== Segment start ==
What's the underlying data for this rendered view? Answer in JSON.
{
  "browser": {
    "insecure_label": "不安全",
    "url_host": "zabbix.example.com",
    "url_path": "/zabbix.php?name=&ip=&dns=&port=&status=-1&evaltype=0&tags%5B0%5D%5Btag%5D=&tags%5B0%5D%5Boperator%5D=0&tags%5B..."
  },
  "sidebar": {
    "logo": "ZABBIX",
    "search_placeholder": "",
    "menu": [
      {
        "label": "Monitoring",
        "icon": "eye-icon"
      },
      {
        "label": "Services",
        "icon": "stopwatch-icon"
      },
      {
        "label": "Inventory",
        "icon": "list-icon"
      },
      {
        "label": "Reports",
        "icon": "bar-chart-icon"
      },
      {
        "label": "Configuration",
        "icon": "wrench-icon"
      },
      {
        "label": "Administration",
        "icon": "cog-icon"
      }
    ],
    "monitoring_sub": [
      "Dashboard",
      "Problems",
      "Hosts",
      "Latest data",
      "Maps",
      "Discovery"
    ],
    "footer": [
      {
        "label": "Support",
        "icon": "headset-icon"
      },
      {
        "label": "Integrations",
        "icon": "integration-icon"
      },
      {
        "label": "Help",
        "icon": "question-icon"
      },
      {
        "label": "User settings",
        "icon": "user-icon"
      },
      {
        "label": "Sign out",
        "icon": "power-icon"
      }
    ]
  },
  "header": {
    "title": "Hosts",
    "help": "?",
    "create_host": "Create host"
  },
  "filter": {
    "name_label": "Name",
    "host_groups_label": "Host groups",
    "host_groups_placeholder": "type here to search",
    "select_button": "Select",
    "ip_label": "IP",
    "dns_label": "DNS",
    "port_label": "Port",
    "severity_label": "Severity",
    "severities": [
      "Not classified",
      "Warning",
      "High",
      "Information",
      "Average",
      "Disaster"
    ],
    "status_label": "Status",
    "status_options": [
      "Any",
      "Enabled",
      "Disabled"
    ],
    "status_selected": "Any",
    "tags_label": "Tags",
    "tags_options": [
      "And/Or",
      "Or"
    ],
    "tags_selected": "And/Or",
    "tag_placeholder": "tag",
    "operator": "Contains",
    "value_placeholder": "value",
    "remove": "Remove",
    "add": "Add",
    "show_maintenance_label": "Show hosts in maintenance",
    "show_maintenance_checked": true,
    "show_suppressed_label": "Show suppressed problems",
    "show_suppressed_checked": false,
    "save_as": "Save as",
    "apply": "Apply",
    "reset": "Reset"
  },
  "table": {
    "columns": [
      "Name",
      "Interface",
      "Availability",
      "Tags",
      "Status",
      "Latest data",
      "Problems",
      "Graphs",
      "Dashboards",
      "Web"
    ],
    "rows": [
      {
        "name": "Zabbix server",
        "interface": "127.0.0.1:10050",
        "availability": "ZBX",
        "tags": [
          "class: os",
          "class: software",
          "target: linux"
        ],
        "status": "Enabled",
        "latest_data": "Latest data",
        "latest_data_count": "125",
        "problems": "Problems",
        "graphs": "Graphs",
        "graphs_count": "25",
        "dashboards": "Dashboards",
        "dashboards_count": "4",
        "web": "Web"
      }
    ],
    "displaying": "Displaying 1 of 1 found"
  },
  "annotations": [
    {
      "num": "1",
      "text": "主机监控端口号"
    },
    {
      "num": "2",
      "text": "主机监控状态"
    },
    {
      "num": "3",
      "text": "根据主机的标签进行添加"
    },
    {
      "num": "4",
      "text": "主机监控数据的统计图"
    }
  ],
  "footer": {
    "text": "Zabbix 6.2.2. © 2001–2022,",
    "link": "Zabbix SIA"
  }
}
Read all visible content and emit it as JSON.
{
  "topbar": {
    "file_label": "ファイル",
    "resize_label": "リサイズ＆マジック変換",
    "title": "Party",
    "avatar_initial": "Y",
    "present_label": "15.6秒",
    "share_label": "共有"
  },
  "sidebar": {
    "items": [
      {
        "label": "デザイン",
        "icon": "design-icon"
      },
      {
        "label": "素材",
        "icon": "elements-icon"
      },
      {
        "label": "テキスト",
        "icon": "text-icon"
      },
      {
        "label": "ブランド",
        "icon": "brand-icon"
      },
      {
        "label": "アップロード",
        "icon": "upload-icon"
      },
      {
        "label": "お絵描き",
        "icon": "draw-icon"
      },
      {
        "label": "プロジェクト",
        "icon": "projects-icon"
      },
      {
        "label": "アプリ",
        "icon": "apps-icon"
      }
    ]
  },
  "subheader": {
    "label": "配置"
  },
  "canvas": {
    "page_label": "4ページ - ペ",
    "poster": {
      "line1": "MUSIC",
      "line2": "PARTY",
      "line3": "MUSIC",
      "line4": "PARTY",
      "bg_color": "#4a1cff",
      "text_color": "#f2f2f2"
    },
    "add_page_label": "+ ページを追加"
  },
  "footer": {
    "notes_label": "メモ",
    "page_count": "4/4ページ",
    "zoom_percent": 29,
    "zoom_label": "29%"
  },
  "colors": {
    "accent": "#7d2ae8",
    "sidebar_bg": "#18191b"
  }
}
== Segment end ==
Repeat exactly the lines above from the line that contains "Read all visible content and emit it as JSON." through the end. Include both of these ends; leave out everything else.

Read all visible content and emit it as JSON.
{
  "topbar": {
    "file_label": "ファイル",
    "resize_label": "リサイズ＆マジック変換",
    "title": "Party",
    "avatar_initial": "Y",
    "present_label": "15.6秒",
    "share_label": "共有"
  },
  "sidebar": {
    "items": [
      {
        "label": "デザイン",
        "icon": "design-icon"
      },
      {
        "label": "素材",
        "icon": "elements-icon"
      },
      {
        "label": "テキスト",
        "icon": "text-icon"
      },
      {
        "label": "ブランド",
        "icon": "brand-icon"
      },
      {
        "label": "アップロード",
        "icon": "upload-icon"
      },
      {
        "label": "お絵描き",
        "icon": "draw-icon"
      },
      {
        "label": "プロジェクト",
        "icon": "projects-icon"
      },
      {
        "label": "アプリ",
        "icon": "apps-icon"
      }
    ]
  },
  "subheader": {
    "label": "配置"
  },
  "canvas": {
    "page_label": "4ページ - ペ",
    "poster": {
      "line1": "MUSIC",
      "line2": "PARTY",
      "line3": "MUSIC",
      "line4": "PARTY",
      "bg_color": "#4a1cff",
      "text_color": "#f2f2f2"
    },
    "add_page_label": "+ ページを追加"
  },
  "footer": {
    "notes_label": "メモ",
    "page_count": "4/4ページ",
    "zoom_percent": 29,
    "zoom_label": "29%"
  },
  "colors": {
    "accent": "#7d2ae8",
    "sidebar_bg": "#18191b"
  }
}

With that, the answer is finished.